Emilion is a cloth simulation system that was developed first by J. Denise during his Ph.D. Then, it was extended by D. Reversat to allow draping on animated characters (See  ). An automatic pre-positioning technique by T. Le Thanh and A. Gagalowicz (See   ) was added. Thanks to these new results garment simulation becomes really affordable. In order to improve the realism of the simulation, we are now adding buckling effects which should produce nicer folds. Tunga (which incorporates all the added improvements) is the last version of this simulation software.
This software computes the evolution along time of garments that are represented by mass-spring systems. Both explicit and implicit integration schemes are available. Hysteretic behavior is taken into account in order to reach a high degree of realism. Contact and inverse kinematics are introduced through the constraints handling method initiated by Baraff. An attractive feature is the spatial partitioning scheme that makes collision detection a low-cost task, even with large scenes (less than 15 % computation time in typical simulations).

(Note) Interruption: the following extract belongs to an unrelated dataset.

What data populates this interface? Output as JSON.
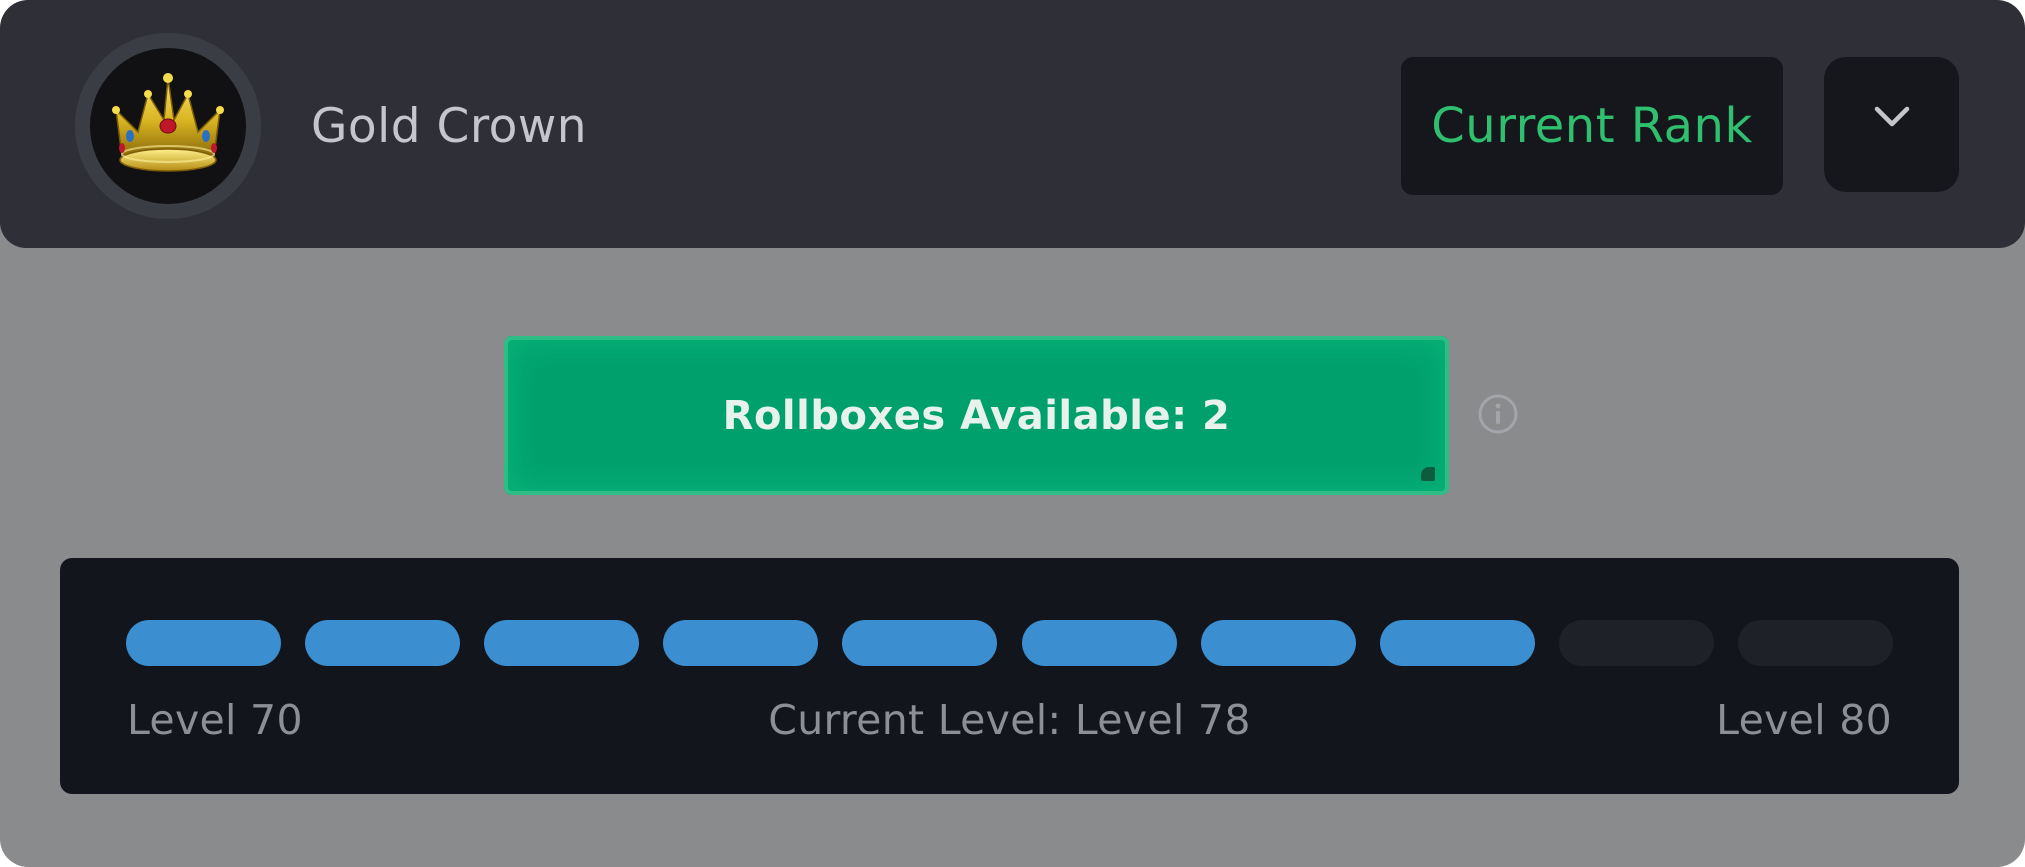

Tunga is written in C++ and makes heavy use of Generic Programming Concepts (which most famous incarnation is STL, the Standard Template Library). Tcl was chosen as its scripting language to ease both its feeding with external data and the simulation of Kawabata experiments.